Visitors to Cambridge naturally focus on the colleges, and also enjoy the collections of the Fitzwilliam Museum — but may not look closely at the museum building itself. Yet it is an important piece of architecture. Captions in Tim Rawle's book, Cambridge Architecture, label it variously "neo-classical" (58) and "Victorian Baroque" (34); in fact, as Nikolaus Pevsner explains, it is "one of the most telling examples in the country of the turn away from the purity of neo-Greek towards a Victorian Baroque which took place in the thirties and forties." Pevsner feels that the bold projection of the portico produces "an element of restlessness," and that the "coffering inside the portico" is "even richer and further removed from classical sobriety" (210-11). Pevsner's judgment is echoed by that of Richard John, who describes the "whole composition" as being "decked out in a fully elaborated Corinthian order of unparalleled richness." John substitutes for the idea of "restlessness" his own expression "sculptural dynamism." As John suggests, the architect George Basevi's great achievement here was to make a building which can only be seen at an angle (because of the narrowness of the street) so monumentally impressive.
The Museum seen from the other side.
After Basevi's tragic death while inspecting the tall west tower of Ely Cathedral, the construction was supervised by C. R. Cockerell, and then by E. M. Barry. But even the staircase hall, not completed until 1875, was basically Basevi's design (see Pevsner 211n.).
Frieze by Charles Eastlake
- "The New Fitzwilliam Museum," contemporary engraving.
Photographs and text by Jacqueline Banerjee. [You may use these images without prior permission for any scholarly or educational purpose as long as you (1) credit the photographer and (2) link your document to this URL in a web document or cite the Victorian Web in a print one.
John, Richard. "Basevi, George, 1794-1845." The Oxford Dictionary of National Biography. Online ed. Viewed 13 July 2008.
Pevsner, Nikolaus.
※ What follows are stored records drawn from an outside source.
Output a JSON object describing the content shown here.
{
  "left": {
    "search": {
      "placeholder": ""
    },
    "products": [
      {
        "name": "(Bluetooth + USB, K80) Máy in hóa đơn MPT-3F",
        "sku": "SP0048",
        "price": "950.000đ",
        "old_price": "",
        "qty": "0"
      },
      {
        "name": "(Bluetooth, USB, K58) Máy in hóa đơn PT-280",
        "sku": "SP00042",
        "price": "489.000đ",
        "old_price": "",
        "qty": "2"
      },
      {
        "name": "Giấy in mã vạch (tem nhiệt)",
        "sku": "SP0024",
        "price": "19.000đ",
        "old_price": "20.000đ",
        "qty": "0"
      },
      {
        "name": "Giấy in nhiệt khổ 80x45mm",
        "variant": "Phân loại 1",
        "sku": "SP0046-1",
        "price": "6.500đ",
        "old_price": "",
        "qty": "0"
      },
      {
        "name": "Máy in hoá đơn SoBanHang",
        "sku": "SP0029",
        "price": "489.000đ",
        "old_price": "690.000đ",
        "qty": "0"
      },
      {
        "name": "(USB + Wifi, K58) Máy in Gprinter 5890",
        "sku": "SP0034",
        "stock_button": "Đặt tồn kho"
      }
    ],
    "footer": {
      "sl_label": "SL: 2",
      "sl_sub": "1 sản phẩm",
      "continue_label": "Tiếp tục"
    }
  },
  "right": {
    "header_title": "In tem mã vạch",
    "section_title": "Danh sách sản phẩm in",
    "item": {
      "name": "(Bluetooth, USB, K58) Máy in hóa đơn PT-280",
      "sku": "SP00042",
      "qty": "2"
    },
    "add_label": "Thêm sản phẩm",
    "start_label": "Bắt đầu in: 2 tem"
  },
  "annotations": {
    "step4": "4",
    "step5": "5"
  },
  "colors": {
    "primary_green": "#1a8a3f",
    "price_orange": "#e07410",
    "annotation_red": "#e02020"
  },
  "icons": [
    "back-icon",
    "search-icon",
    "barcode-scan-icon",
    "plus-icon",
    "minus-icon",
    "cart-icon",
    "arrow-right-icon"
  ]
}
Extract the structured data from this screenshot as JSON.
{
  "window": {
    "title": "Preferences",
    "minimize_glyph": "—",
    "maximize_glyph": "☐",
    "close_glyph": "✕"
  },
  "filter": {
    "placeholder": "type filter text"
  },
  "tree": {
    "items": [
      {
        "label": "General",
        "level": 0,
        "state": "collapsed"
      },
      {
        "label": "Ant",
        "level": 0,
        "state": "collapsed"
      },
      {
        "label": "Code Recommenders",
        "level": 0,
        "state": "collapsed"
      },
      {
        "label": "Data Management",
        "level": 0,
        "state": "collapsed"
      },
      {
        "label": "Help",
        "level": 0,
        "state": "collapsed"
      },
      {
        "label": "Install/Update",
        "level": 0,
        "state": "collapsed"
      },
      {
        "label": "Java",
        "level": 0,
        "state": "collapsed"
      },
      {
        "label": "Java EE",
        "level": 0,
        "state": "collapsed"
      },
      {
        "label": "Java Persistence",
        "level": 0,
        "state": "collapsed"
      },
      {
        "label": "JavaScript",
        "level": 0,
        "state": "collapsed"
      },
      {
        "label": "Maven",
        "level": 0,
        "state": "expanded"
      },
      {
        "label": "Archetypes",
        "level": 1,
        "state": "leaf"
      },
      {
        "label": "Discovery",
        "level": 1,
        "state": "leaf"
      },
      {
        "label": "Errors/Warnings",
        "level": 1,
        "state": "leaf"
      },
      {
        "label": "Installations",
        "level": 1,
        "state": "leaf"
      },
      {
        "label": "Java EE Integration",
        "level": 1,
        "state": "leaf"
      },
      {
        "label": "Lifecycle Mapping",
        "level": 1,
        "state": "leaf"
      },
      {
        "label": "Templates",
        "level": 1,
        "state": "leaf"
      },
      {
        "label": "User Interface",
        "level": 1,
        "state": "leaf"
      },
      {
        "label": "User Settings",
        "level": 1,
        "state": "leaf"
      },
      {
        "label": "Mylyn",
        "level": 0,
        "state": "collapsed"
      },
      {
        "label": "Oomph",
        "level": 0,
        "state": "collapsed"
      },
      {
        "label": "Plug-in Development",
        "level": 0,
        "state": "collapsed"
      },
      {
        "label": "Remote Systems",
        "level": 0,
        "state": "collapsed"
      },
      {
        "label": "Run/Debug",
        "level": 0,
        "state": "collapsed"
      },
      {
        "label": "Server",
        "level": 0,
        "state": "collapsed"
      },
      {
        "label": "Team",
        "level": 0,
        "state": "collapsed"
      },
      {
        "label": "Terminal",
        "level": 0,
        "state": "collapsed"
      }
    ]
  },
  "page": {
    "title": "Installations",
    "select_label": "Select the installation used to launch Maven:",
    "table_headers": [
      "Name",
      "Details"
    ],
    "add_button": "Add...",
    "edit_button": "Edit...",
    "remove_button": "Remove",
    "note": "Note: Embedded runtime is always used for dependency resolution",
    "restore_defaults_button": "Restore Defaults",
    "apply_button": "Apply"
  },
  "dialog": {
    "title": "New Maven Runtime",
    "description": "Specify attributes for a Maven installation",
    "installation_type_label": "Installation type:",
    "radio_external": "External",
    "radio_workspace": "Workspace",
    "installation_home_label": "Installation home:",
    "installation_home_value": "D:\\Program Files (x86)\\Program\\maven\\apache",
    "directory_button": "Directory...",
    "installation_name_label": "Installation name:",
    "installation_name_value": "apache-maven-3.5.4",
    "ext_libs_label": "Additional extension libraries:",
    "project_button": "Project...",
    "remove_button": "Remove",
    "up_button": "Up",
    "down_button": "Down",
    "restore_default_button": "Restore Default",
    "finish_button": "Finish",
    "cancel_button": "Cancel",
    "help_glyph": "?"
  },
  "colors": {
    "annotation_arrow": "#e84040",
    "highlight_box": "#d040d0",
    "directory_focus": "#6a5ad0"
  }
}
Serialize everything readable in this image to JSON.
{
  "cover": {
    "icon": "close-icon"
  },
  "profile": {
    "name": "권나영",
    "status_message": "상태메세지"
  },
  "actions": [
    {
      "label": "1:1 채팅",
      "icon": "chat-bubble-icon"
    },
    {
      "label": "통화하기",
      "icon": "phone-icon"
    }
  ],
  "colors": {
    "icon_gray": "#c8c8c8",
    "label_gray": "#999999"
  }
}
The Buildings of England: Cambridgeshire. Harmondsworth: Penguin, 2nd ed. 1970.
Rawle, Tim. Cambridge Architecture. London: Andre Deutsch, 1985.
Last modified 29 January 2016